SEATTLE – By combining memory-retaining metal rods and a bendable concrete composite, a new State Route 99 exit ramp taking shape in Seattle will become the first bridge in the world built to sway with a strong earthquake and return to its original shape.
This pilot project is the first real-world test of 15 years of research inside the Earthquake Engineering Lab at the University of Nevada, Reno – one of the top earthquake engineering laboratories in the U.S.
Modern bridges are designed not to collapse during an earthquake, but this new technology takes that design a step further. In earthquake lab tests, bridge columns built using memory-retaining nickel/titanium rods and a bendable concrete composite proved more flexible. The columns were able to return to their original shape after an earthquake as strong as a magnitude 7.5;
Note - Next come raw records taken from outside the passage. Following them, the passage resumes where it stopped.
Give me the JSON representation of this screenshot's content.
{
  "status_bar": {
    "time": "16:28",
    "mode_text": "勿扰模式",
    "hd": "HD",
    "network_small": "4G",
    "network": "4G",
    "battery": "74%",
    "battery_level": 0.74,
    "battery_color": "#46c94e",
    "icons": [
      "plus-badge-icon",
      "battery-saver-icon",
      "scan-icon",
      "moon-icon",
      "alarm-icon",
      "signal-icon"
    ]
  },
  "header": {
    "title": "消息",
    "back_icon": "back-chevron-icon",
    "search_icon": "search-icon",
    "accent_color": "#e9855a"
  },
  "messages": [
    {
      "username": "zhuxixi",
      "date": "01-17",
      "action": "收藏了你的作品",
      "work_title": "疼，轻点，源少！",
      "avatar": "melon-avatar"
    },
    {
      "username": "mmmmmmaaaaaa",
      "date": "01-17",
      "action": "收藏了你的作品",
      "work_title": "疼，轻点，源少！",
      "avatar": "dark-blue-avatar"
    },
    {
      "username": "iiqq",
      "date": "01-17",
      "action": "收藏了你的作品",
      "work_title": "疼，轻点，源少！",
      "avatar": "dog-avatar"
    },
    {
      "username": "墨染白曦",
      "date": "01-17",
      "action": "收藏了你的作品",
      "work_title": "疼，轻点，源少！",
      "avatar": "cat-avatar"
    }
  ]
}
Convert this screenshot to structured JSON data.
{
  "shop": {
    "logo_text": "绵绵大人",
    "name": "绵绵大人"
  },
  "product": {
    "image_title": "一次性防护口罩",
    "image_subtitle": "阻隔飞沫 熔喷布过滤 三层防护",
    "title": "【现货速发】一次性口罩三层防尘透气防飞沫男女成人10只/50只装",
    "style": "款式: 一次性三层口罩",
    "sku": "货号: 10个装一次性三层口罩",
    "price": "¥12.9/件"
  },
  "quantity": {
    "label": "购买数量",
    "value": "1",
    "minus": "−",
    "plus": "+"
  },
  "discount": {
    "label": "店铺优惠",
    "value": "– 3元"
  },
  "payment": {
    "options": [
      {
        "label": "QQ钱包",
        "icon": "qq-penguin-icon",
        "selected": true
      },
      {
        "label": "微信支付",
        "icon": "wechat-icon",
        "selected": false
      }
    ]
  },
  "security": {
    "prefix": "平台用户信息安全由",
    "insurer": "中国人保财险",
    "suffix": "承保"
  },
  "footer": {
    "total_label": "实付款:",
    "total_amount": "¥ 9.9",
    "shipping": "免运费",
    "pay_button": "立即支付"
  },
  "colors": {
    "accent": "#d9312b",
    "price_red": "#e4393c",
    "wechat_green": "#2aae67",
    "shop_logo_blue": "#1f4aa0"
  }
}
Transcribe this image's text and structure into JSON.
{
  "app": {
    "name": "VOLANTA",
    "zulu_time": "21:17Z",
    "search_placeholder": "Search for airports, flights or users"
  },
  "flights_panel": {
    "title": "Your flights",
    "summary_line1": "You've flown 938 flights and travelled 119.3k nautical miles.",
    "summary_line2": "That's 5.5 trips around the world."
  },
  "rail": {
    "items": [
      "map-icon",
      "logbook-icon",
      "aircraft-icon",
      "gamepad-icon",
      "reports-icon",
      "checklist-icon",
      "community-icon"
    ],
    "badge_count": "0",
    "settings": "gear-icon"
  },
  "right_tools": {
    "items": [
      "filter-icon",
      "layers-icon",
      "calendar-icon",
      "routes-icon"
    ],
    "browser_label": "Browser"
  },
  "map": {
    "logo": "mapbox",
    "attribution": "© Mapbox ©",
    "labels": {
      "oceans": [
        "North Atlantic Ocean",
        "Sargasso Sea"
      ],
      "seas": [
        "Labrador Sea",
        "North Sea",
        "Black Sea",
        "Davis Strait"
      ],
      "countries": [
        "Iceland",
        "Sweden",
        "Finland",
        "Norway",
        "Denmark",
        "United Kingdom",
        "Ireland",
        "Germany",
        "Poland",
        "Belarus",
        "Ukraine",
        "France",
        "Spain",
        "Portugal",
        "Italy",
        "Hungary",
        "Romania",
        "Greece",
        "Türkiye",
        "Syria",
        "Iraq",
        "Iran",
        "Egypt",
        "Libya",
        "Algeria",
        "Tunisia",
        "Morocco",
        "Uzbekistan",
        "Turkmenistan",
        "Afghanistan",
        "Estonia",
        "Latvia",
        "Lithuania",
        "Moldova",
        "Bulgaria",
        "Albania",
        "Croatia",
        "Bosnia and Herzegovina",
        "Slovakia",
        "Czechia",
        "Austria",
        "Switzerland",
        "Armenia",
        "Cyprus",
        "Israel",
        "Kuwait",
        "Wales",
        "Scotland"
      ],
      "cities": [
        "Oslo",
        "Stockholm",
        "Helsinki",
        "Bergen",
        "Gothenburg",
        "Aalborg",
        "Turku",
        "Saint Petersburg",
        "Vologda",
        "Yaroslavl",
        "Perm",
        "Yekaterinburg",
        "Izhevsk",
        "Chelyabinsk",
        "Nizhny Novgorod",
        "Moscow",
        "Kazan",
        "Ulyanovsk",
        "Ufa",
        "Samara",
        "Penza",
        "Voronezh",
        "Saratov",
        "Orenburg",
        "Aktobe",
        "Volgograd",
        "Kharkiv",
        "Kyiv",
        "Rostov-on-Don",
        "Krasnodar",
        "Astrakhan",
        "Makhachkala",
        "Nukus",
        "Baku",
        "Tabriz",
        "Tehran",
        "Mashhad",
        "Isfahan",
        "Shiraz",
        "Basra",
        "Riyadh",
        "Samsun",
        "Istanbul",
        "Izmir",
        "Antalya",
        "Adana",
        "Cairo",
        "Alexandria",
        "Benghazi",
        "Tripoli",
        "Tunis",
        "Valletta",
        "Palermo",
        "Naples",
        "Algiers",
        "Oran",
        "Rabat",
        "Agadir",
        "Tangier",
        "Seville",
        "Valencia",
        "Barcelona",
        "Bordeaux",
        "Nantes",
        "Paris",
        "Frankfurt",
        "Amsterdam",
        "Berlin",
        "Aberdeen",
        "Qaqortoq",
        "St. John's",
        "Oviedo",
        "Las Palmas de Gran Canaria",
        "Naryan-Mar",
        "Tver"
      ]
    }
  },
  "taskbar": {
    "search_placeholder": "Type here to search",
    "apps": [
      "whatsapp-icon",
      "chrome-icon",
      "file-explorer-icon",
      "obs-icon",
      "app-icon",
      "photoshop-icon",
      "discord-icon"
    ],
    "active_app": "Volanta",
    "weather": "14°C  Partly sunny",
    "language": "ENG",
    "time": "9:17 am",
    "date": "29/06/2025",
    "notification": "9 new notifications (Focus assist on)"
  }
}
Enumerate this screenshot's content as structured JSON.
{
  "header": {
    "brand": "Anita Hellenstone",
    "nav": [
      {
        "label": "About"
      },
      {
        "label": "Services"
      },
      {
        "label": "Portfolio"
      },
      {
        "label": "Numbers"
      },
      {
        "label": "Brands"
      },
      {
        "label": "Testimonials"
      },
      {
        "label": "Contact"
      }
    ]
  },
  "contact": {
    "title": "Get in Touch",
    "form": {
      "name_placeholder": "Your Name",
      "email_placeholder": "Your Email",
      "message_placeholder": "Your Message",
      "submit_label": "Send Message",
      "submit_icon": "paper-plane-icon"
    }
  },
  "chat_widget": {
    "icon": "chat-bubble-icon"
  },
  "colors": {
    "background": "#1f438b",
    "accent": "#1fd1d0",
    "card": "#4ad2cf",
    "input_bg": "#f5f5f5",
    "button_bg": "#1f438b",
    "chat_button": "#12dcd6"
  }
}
“This is potentially a giant leap forward,” said Tom Baker, bridge and structures engineer for the Washington State Department of Transportation. “We design for no-collapse, but in the future, we could be designing for no-damage and be able to keep bridges open to emergency vehicles, commerce and the public after a strong quake.”